Keep every character as it is and output all of the records.

Extracted data entries:
--

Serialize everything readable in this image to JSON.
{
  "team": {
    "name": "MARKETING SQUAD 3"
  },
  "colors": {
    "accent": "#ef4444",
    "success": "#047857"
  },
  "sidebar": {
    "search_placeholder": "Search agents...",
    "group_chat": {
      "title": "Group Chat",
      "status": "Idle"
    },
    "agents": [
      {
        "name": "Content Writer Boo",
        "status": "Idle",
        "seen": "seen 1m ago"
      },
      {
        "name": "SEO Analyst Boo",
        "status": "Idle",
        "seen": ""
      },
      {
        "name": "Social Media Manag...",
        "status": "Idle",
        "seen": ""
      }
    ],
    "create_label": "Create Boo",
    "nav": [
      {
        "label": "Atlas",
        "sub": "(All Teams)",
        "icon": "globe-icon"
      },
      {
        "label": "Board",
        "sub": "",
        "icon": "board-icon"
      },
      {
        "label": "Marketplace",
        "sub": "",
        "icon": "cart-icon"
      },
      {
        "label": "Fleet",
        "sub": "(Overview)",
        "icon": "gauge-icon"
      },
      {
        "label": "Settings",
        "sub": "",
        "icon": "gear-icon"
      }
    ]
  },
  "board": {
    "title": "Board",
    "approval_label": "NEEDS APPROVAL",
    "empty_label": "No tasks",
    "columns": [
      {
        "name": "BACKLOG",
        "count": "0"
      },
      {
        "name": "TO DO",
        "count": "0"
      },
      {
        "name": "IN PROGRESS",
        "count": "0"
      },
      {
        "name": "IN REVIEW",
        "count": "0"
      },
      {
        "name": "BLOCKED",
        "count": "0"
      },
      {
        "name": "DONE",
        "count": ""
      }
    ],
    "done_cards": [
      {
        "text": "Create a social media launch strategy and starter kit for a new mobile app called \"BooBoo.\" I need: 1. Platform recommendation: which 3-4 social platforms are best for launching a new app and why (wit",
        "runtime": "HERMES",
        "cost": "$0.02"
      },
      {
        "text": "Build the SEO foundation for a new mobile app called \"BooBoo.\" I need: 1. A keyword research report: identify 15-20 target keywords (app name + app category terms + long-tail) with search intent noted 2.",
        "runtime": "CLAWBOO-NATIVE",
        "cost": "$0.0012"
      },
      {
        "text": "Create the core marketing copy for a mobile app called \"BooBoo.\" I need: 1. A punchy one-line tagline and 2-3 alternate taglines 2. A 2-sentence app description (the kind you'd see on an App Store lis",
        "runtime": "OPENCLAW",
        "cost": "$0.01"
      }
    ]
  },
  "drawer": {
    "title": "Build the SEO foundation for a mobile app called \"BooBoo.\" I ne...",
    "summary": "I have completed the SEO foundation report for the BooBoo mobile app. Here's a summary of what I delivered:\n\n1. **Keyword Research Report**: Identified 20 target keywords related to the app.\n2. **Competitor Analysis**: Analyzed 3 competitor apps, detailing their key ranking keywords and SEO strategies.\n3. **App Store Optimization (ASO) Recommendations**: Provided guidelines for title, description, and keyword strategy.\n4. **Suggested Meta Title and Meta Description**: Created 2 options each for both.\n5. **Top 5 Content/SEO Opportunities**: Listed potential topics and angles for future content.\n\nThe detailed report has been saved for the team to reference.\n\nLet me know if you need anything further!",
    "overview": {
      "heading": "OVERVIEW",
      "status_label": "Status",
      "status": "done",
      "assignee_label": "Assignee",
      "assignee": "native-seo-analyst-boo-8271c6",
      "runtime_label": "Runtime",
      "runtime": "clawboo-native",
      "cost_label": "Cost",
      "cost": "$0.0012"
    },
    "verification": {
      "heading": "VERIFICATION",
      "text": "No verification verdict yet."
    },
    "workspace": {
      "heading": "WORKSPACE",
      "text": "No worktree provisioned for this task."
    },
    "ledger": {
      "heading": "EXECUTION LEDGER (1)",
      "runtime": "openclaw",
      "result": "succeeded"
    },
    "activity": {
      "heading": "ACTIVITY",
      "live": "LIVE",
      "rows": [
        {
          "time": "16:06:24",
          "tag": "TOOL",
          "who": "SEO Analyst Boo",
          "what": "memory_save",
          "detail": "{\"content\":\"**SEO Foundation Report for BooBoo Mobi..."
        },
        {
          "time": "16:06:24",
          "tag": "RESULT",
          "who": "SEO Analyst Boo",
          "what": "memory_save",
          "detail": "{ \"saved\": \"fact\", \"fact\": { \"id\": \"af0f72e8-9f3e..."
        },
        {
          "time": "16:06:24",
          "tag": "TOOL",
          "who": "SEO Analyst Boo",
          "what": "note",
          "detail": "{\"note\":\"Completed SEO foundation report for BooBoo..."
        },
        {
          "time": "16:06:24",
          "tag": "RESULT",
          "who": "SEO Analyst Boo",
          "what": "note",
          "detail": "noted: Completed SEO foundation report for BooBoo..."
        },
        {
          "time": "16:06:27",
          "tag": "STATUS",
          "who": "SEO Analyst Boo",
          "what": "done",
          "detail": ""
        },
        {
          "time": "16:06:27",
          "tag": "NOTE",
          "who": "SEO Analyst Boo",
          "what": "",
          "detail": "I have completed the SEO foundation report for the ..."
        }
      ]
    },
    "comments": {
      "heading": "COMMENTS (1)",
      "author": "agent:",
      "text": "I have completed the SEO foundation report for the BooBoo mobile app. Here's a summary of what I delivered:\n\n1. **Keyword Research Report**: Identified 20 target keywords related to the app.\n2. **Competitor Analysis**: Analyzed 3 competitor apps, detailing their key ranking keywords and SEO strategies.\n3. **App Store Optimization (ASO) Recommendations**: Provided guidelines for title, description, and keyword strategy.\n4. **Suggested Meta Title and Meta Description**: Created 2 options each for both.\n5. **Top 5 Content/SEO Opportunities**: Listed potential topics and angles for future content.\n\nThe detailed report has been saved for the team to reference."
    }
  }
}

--

RESULT FOR THIS TASK:
Serialize everything readable in this image to JSON.
{
  "team": {
    "name": "MARKETING SQUAD 3"
  },
  "colors": {
    "accent": "#ef4444",
    "success": "#047857"
  },
  "sidebar": {
    "search_placeholder": "Search agents...",
    "group_chat": {
      "title": "Group Chat",
      "status": "Idle"
    },
    "agents": [
      {
        "name": "Content Writer Boo",
        "status": "Idle",
        "seen": "seen 1m ago"
      },
      {
        "name": "SEO Analyst Boo",
        "status": "Idle",
        "seen": ""
      },
      {
        "name": "Social Media Manag...",
        "status": "Idle",
        "seen": ""
      }
    ],
    "create_label": "Create Boo",
    "nav": [
      {
        "label": "Atlas",
        "sub": "(All Teams)",
        "icon": "globe-icon"
      },
      {
        "label": "Board",
        "sub": "",
        "icon": "board-icon"
      },
      {
        "label": "Marketplace",
        "sub": "",
        "icon": "cart-icon"
      },
      {
        "label": "Fleet",
        "sub": "(Overview)",
        "icon": "gauge-icon"
      },
      {
        "label": "Settings",
        "sub": "",
        "icon": "gear-icon"
      }
    ]
  },
  "board": {
    "title": "Board",
    "approval_label": "NEEDS APPROVAL",
    "empty_label": "No tasks",
    "columns": [
      {
        "name": "BACKLOG",
        "count": "0"
      },
      {
        "name": "TO DO",
        "count": "0"
      },
      {
        "name": "IN PROGRESS",
        "count": "0"
      },
      {
        "name": "IN REVIEW",
        "count": "0"
      },
      {
        "name": "BLOCKED",
        "count": "0"
      },
      {
        "name": "DONE",
        "count": ""
      }
    ],
    "done_cards": [
      {
        "text": "Create a social media launch strategy and starter kit for a new mobile app called \"BooBoo.\" I need: 1. Platform recommendation: which 3-4 social platforms are best for launching a new app and why (wit",
        "runtime": "HERMES",
        "cost": "$0.02"
      },
      {
        "text": "Build the SEO foundation for a new mobile app called \"BooBoo.\" I need: 1. A keyword research report: identify 15-20 target keywords (app name + app category terms + long-tail) with search intent noted 2.",
        "runtime": "CLAWBOO-NATIVE",
        "cost": "$0.0012"
      },
      {
        "text": "Create the core marketing copy for a mobile app called \"BooBoo.\" I need: 1. A punchy one-line tagline and 2-3 alternate taglines 2. A 2-sentence app description (the kind you'd see on an App Store lis",
        "runtime": "OPENCLAW",
        "cost": "$0.01"
      }
    ]
  },
  "drawer": {
    "title": "Build the SEO foundation for a mobile app called \"BooBoo.\" I ne...",
    "summary": "I have completed the SEO foundation report for the BooBoo mobile app. Here's a summary of what I delivered:\n\n1. **Keyword Research Report**: Identified 20 target keywords related to the app.\n2. **Competitor Analysis**: Analyzed 3 competitor apps, detailing their key ranking keywords and SEO strategies.\n3. **App Store Optimization (ASO) Recommendations**: Provided guidelines for title, description, and keyword strategy.\n4. **Suggested Meta Title and Meta Description**: Created 2 options each for both.\n5. **Top 5 Content/SEO Opportunities**: Listed potential topics and angles for future content.\n\nThe detailed report has been saved for the team to reference.\n\nLet me know if you need anything further!",
    "overview": {
      "heading": "OVERVIEW",
      "status_label": "Status",
      "status": "done",
      "assignee_label": "Assignee",
      "assignee": "native-seo-analyst-boo-8271c6",
      "runtime_label": "Runtime",
      "runtime": "clawboo-native",
      "cost_label": "Cost",
      "cost": "$0.0012"
    },
    "verification": {
      "heading": "VERIFICATION",
      "text": "No verification verdict yet."
    },
    "workspace": {
      "heading": "WORKSPACE",
      "text": "No worktree provisioned for this task."
    },
    "ledger": {
      "heading": "EXECUTION LEDGER (1)",
      "runtime": "openclaw",
      "result": "succeeded"
    },
    "activity": {
      "heading": "ACTIVITY",
      "live": "LIVE",
      "rows": [
        {
          "time": "16:06:24",
          "tag": "TOOL",
          "who": "SEO Analyst Boo",
          "what": "memory_save",
          "detail": "{\"content\":\"**SEO Foundation Report for BooBoo Mobi..."
        },
        {
          "time": "16:06:24",
          "tag": "RESULT",
          "who": "SEO Analyst Boo",
          "what": "memory_save",
          "detail": "{ \"saved\": \"fact\", \"fact\": { \"id\": \"af0f72e8-9f3e..."
        },
        {
          "time": "16:06:24",
          "tag": "TOOL",
          "who": "SEO Analyst Boo",
          "what": "note",
          "detail": "{\"note\":\"Completed SEO foundation report for BooBoo..."
        },
        {
          "time": "16:06:24",
          "tag": "RESULT",
          "who": "SEO Analyst Boo",
          "what": "note",
          "detail": "noted: Completed SEO foundation report for BooBoo..."
        },
        {
          "time": "16:06:27",
          "tag": "STATUS",
          "who": "SEO Analyst Boo",
          "what": "done",
          "detail": ""
        },
        {
          "time": "16:06:27",
          "tag": "NOTE",
          "who": "SEO Analyst Boo",
          "what": "",
          "detail": "I have completed the SEO foundation report for the ..."
        }
      ]
    },
    "comments": {
      "heading": "COMMENTS (1)",
      "author": "agent:",
      "text": "I have completed the SEO foundation report for the BooBoo mobile app. Here's a summary of what I delivered:\n\n1. **Keyword Research Report**: Identified 20 target keywords related to the app.\n2. **Competitor Analysis**: Analyzed 3 competitor apps, detailing their key ranking keywords and SEO strategies.\n3. **App Store Optimization (ASO) Recommendations**: Provided guidelines for title, description, and keyword strategy.\n4. **Suggested Meta Title and Meta Description**: Created 2 options each for both.\n5. **Top 5 Content/SEO Opportunities**: Listed potential topics and angles for future content.\n\nThe detailed report has been saved for the team to reference."
    }
  }
}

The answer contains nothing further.